Breathable Facade: We’ re There
While the glass use in skyscrapers has proliferated, modern skyscrapers are closed off from the surrounding environment in a much-closed manner. Since its inception, the usage of artificially and closed, controlled interior environments have caused massive strains on the resources of the planet. They have made the buildings experientially homogenous, and not forgetting the sickness caused i.e. overreliance on the system of air-conditioning. Modern humans learn, play, work, and live in towers with exteriors that resemble wallpaper. The occupants feel no heat on a hot summer
day, nor do they feel any cold despite it’s snowing outside. Sure, comfort is necessary, but such craziness for comfort has driven more and more technology of advanced air-conditioning constructing building, which no longer opens up to the seasonal changes of nature. No matter what the environment is outside, the interiors remain the same throughout the year.
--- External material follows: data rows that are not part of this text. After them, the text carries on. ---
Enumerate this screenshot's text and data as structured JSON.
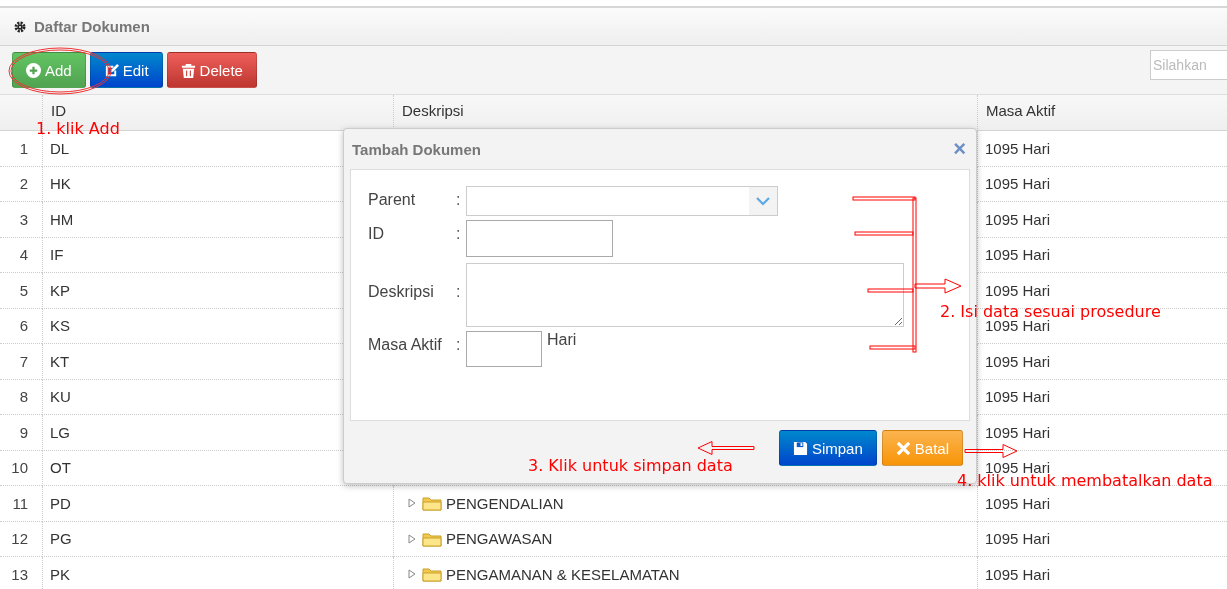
{
  "panel": {
    "title": "Daftar Dokumen"
  },
  "toolbar": {
    "buttons": [
      {
        "label": "Add",
        "kind": "add"
      },
      {
        "label": "Edit",
        "kind": "edit"
      },
      {
        "label": "Delete",
        "kind": "delete"
      }
    ],
    "search": {
      "placeholder": "Silahkan"
    }
  },
  "table": {
    "columns": [
      "ID",
      "Deskripsi",
      "Masa Aktif"
    ],
    "rows": [
      {
        "number": "1",
        "id": "DL",
        "masa_aktif": "1095 Hari"
      },
      {
        "number": "2",
        "id": "HK",
        "masa_aktif": "1095 Hari"
      },
      {
        "number": "3",
        "id": "HM",
        "masa_aktif": "1095 Hari"
      },
      {
        "number": "4",
        "id": "IF",
        "masa_aktif": "1095 Hari"
      },
      {
        "number": "5",
        "id": "KP",
        "masa_aktif": "1095 Hari"
      },
      {
        "number": "6",
        "id": "KS",
        "masa_aktif": "1095 Hari"
      },
      {
        "number": "7",
        "id": "KT",
        "masa_aktif": "1095 Hari"
      },
      {
        "number": "8",
        "id": "KU",
        "masa_aktif": "1095 Hari"
      },
      {
        "number": "9",
        "id": "LG",
        "masa_aktif": "1095 Hari"
      },
      {
        "number": "10",
        "id": "OT",
        "masa_aktif": "1095 Hari"
      },
      {
        "number": "11",
        "id": "PD",
        "description": "PENGENDALIAN",
        "masa_aktif": "1095 Hari"
      },
      {
        "number": "12",
        "id": "PG",
        "description": "PENGAWASAN",
        "masa_aktif": "1095 Hari"
      },
      {
        "number": "13",
        "id": "PK",
        "description": "PENGAMANAN & KESELAMATAN",
        "masa_aktif": "1095 Hari"
      }
    ]
  },
  "dialog": {
    "title": "Tambah Dokumen",
    "close": "×",
    "fields": [
      {
        "label": "Parent",
        "separator": ":",
        "kind": "select"
      },
      {
        "label": "ID",
        "separator": ":",
        "kind": "input"
      },
      {
        "label": "Deskripsi",
        "separator": ":",
        "kind": "textarea"
      },
      {
        "label": "Masa Aktif",
        "separator": ":",
        "kind": "unit",
        "unit": "Hari"
      }
    ],
    "buttons": [
      {
        "label": "Simpan",
        "kind": "save"
      },
      {
        "label": "Batal",
        "kind": "cancel"
      }
    ]
  },
  "annotations": [
    {
      "text": "1. klik Add"
    },
    {
      "text": "2. Isi data sesuai prosedure"
    },
    {
      "text": "3. Klik untuk simpan data"
    },
    {
      "text": "4. klik untuk membatalkan data"
    }
  ]
}
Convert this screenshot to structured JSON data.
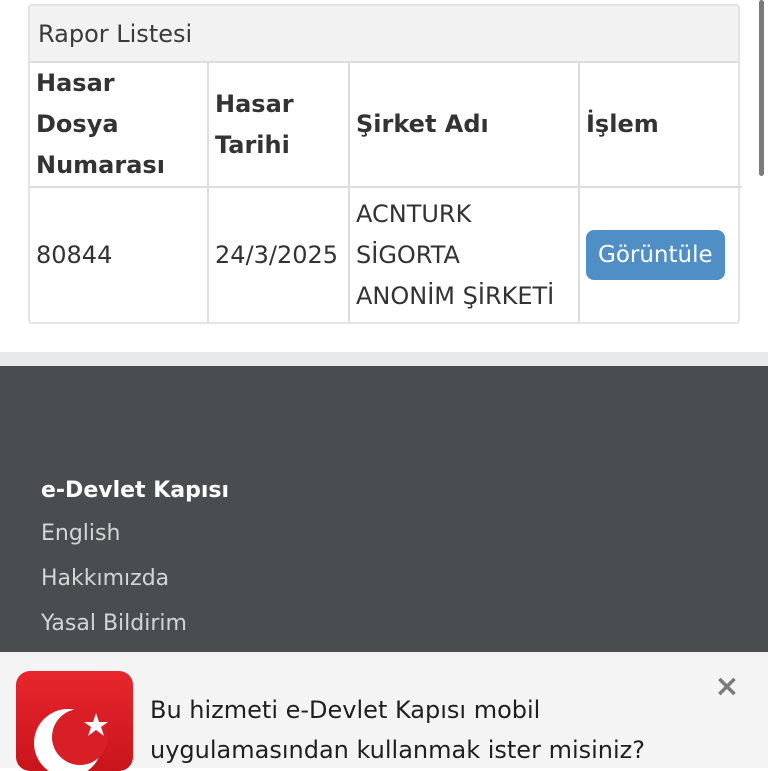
{
  "report_panel": {
    "title": "Rapor Listesi",
    "columns": [
      [
        "Hasar Dosya",
        "Numarası"
      ],
      [
        "Hasar",
        "Tarihi"
      ],
      [
        "Şirket Adı"
      ],
      [
        "İşlem"
      ]
    ],
    "rows": [
      {
        "file_number": "80844",
        "date": "24/3/2025",
        "company_lines": [
          "ACNTURK",
          "SİGORTA",
          "ANONİM ŞİRKETİ"
        ],
        "action_label": "Görüntüle"
      }
    ]
  },
  "footer": {
    "title": "e-Devlet Kapısı",
    "links": [
      "English",
      "Hakkımızda",
      "Yasal Bildirim"
    ]
  },
  "app_banner": {
    "icon": "e-devlet-crescent-star-icon",
    "text_lines": [
      "Bu hizmeti e-Devlet Kapısı mobil",
      "uygulamasından kullanmak ister misiniz?"
    ],
    "close_icon": "close-icon"
  },
  "colors": {
    "button": "#4f8fc5",
    "footer_bg": "#4a4d4f",
    "icon_red": "#d91c24"
  }
}
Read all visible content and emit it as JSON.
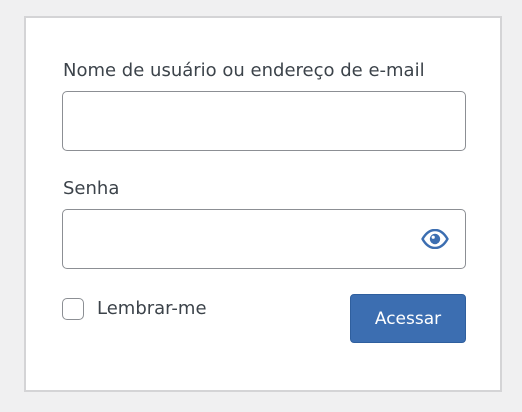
{
  "form": {
    "username_label": "Nome de usuário ou endereço de e-mail",
    "username_value": "",
    "password_label": "Senha",
    "password_value": "",
    "password_toggle_icon": "eye-icon",
    "remember_label": "Lembrar-me",
    "remember_checked": false,
    "submit_label": "Acessar"
  },
  "colors": {
    "page_background": "#f0f0f1",
    "card_background": "#ffffff",
    "accent": "#3c6eb1",
    "text": "#3c434a",
    "input_border": "#8c8f94"
  }
}
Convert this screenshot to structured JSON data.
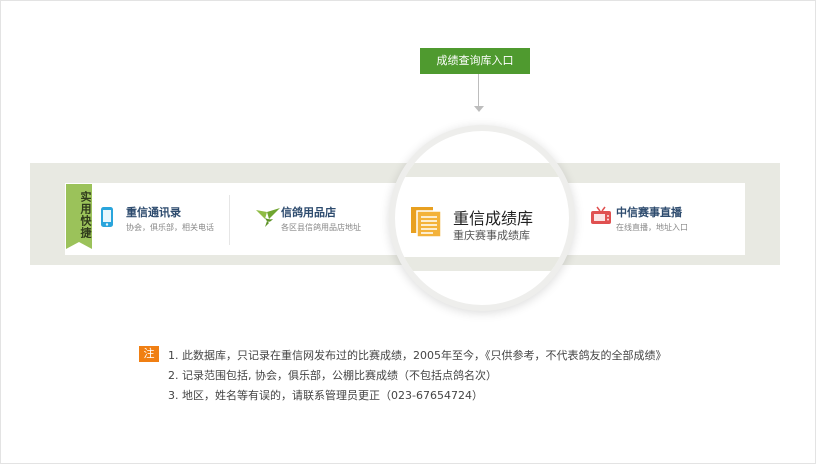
{
  "entry_button": "成绩查询库入口",
  "ribbon": "实用快捷",
  "items": [
    {
      "title": "重信通讯录",
      "sub": "协会，俱乐部，相关电话"
    },
    {
      "title": "信鸽用品店",
      "sub": "各区县信鸽用品店地址"
    },
    {
      "title": "中信赛事直播",
      "sub": "在线直播，地址入口"
    }
  ],
  "highlight": {
    "title": "重信成绩库",
    "sub": "重庆赛事成绩库"
  },
  "note": {
    "badge": "注",
    "lines": [
      "1. 此数据库，只记录在重信网发布过的比赛成绩，2005年至今，《只供参考，不代表鸽友的全部成绩》",
      "2. 记录范围包括, 协会，俱乐部，公棚比赛成绩（不包括点鸽名次）",
      "3. 地区，姓名等有误的，请联系管理员更正（023-67654724）"
    ]
  },
  "colors": {
    "accent_green": "#4f9a2f",
    "ribbon_green": "#9bc25a",
    "badge_orange": "#f07f13",
    "title_blue": "#2d4b6e"
  }
}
One of the most fundamental and ancient notions of architecture is the “breathable skin”. The practice of allowing natural, fresh air to flow through a building is very old. It dates back to the ancient Egypt’s wind catchers and similar structures located in the Middle East. Technological advancements, rapidly increasing building heights, and growing environmental awareness of the society has spurred exciting, fresh developments in the construction and design of sustainable architecture that actually breathes.